Interface dataset entries:
******************************

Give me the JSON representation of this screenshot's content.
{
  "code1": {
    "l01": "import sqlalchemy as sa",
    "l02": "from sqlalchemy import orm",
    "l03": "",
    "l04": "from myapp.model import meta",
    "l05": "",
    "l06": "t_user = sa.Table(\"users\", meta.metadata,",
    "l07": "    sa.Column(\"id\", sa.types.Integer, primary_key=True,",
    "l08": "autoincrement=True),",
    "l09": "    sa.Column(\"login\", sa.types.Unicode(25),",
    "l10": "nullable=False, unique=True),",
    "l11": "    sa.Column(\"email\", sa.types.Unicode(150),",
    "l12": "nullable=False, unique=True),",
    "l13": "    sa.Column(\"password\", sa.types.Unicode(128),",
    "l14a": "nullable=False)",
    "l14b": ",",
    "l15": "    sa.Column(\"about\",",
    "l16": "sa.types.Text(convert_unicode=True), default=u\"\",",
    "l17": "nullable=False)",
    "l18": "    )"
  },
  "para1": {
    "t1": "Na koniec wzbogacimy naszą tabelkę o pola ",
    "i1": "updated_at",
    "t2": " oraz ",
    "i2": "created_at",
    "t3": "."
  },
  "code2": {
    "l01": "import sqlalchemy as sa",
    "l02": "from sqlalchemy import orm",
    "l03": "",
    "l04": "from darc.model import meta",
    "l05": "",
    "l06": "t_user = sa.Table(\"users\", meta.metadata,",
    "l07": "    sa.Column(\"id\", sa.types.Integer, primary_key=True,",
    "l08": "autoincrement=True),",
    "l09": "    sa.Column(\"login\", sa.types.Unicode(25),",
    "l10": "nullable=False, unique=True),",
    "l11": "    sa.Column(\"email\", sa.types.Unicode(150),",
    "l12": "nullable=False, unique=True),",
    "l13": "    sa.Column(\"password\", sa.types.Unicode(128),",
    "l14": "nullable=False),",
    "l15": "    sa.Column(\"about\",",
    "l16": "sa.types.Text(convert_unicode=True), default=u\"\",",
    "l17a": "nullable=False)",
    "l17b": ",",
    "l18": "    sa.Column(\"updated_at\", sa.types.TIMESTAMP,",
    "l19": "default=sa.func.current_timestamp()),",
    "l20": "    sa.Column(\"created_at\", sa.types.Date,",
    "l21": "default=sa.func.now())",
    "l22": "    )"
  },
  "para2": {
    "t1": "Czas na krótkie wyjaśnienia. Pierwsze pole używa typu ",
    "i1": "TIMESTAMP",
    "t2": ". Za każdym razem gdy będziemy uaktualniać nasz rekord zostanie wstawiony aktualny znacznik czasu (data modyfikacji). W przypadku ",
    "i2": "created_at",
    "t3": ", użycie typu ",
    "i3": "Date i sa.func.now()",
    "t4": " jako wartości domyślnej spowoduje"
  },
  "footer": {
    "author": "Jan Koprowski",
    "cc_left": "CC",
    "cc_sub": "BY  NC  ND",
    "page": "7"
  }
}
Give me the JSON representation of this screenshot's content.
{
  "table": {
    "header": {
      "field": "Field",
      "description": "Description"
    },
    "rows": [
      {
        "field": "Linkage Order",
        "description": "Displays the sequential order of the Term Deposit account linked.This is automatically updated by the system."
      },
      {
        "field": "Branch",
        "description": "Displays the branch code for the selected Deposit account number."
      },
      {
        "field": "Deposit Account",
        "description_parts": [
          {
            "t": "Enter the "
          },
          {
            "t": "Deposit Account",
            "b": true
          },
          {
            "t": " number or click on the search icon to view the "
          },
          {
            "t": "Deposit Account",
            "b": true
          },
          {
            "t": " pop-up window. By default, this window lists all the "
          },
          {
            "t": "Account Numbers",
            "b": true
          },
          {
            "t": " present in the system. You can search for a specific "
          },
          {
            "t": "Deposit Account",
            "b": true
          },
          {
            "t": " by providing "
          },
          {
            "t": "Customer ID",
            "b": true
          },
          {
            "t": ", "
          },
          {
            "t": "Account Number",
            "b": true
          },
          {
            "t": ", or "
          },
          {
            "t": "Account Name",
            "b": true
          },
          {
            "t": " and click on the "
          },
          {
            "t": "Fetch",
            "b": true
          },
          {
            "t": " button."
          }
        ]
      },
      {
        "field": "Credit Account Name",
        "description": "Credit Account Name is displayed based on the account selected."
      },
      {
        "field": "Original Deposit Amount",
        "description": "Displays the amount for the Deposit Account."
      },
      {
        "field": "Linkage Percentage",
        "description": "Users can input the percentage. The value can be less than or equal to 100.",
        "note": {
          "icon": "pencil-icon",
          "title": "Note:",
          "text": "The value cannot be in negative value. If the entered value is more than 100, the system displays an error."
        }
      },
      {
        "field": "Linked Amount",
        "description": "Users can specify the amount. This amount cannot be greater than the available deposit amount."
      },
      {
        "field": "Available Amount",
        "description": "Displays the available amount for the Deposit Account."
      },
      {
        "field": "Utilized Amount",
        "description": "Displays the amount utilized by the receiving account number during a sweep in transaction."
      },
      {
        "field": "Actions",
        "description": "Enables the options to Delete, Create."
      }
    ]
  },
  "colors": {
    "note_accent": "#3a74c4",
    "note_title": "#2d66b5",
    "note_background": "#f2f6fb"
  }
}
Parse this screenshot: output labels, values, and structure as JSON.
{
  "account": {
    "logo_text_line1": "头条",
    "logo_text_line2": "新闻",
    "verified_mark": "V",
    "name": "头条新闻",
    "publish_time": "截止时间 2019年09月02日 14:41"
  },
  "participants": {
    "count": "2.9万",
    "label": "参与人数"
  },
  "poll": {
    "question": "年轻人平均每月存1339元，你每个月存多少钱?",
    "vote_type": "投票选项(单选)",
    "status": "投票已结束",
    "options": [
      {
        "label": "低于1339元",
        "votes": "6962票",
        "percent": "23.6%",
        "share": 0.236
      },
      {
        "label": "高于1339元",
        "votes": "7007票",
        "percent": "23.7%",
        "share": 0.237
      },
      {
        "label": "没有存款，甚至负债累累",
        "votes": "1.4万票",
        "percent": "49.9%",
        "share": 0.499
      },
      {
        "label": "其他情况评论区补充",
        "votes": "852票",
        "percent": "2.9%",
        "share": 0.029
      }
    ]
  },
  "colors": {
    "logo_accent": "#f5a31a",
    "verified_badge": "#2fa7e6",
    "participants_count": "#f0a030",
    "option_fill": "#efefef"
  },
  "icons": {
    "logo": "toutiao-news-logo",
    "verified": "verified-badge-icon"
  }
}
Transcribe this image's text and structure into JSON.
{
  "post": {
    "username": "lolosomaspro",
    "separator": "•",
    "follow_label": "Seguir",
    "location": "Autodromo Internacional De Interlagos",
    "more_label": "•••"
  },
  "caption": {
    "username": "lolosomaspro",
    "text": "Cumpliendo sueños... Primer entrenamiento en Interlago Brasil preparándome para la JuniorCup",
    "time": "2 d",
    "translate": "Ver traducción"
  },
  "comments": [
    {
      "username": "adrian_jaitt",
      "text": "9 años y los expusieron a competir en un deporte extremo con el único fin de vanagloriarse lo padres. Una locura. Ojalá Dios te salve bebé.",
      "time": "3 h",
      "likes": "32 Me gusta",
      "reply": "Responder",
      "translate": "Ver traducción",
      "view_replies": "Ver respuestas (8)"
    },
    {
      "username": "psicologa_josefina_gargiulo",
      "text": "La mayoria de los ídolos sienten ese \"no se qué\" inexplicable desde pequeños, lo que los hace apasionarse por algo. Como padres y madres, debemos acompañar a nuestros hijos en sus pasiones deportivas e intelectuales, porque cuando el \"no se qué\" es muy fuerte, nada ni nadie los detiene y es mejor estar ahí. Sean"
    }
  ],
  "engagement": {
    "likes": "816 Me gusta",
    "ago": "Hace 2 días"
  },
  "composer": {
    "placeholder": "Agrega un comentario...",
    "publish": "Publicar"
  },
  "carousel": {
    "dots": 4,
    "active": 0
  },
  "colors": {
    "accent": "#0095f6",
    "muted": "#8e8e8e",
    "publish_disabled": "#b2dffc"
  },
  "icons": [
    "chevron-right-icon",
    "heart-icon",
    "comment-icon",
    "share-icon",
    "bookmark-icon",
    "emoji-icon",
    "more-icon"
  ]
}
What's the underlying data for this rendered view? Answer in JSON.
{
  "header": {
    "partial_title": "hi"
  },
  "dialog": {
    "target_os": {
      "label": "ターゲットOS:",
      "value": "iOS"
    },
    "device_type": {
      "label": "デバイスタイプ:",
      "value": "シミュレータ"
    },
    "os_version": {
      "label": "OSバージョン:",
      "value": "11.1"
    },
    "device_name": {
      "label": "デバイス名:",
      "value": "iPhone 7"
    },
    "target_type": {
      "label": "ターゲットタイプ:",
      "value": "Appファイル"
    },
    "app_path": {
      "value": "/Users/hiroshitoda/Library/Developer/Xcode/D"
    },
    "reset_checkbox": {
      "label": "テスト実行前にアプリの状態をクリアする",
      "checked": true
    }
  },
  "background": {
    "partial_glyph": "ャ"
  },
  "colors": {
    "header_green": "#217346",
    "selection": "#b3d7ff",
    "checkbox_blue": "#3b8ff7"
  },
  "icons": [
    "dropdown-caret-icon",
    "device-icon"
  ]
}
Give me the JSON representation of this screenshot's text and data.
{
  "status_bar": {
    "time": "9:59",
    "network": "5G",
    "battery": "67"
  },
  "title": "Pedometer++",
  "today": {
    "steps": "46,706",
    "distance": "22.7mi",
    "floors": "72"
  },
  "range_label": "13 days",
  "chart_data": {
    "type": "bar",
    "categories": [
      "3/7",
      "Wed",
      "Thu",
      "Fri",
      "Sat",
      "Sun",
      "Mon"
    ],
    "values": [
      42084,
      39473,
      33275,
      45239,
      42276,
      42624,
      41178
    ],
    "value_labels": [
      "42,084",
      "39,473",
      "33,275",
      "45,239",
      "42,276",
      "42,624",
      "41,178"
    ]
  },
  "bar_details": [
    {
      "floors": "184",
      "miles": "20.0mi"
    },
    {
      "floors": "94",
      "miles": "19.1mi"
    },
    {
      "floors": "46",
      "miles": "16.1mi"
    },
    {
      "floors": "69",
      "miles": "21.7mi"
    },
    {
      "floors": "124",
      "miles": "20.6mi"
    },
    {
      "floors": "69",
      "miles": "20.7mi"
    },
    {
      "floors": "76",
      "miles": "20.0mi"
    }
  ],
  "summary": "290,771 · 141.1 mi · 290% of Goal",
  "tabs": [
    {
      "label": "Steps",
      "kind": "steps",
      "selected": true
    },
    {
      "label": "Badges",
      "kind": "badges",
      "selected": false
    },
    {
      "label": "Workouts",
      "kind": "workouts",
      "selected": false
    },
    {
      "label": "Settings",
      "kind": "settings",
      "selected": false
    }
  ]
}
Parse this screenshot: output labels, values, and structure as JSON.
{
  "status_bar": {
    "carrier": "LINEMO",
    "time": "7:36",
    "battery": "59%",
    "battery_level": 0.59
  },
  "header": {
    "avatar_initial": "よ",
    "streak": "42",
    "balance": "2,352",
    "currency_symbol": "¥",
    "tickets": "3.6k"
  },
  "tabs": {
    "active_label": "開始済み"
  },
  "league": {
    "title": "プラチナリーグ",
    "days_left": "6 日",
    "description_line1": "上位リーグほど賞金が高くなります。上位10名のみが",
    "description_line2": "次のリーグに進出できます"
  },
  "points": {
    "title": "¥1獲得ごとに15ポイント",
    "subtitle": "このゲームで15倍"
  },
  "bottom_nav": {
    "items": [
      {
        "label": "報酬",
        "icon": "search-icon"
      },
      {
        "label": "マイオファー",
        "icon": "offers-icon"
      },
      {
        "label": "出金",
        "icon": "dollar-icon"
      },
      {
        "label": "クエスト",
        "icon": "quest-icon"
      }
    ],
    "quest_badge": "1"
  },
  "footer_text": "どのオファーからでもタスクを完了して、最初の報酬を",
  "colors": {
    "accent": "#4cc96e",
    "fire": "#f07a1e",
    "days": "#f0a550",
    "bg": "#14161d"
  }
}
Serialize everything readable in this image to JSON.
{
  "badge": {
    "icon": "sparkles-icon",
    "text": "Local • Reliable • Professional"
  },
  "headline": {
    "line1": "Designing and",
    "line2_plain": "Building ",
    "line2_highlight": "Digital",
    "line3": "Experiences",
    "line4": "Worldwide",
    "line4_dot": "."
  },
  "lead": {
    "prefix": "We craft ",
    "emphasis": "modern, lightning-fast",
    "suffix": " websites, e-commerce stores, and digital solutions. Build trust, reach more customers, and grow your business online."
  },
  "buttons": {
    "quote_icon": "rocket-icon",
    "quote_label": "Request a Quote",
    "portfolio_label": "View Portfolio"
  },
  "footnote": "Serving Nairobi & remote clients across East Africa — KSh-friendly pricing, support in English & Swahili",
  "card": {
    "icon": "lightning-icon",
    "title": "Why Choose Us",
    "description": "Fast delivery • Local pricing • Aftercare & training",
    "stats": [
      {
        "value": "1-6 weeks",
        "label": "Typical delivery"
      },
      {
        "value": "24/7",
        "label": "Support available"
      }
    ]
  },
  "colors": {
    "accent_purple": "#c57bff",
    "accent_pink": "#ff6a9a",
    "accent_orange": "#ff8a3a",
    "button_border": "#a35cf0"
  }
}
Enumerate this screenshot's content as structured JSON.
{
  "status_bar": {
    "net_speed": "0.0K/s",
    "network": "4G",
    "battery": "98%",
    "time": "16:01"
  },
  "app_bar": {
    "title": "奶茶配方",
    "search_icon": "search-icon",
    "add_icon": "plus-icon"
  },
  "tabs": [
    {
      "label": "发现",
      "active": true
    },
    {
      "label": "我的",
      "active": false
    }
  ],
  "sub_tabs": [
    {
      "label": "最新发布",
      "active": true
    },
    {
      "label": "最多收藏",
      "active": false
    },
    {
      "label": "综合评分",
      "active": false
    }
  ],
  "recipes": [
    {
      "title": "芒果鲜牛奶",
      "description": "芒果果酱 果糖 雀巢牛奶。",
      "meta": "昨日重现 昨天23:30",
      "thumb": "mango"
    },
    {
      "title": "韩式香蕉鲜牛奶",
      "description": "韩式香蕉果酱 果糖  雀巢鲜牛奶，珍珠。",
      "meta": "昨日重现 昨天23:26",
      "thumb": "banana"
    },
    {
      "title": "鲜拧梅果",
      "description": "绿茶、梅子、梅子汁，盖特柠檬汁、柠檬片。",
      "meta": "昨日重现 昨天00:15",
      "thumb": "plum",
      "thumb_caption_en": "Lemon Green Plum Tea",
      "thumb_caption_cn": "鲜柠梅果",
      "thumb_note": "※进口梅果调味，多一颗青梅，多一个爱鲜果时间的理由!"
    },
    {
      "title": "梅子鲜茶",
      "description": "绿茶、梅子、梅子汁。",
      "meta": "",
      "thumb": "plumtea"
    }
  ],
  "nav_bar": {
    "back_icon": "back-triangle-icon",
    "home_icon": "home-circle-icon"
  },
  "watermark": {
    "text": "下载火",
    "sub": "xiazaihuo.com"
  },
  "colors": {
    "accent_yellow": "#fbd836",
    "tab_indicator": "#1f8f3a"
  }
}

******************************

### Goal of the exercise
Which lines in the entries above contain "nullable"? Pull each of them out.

### Answer section
    "l10": "nullable=False, unique=True),",
    "l12": "nullable=False, unique=True),",
    "l14a": "nullable=False)",
    "l17": "nullable=False)",
    "l10": "nullable=False, unique=True),",
    "l12": "nullable=False, unique=True),",
    "l14": "nullable=False),",
    "l17a": "nullable=False)",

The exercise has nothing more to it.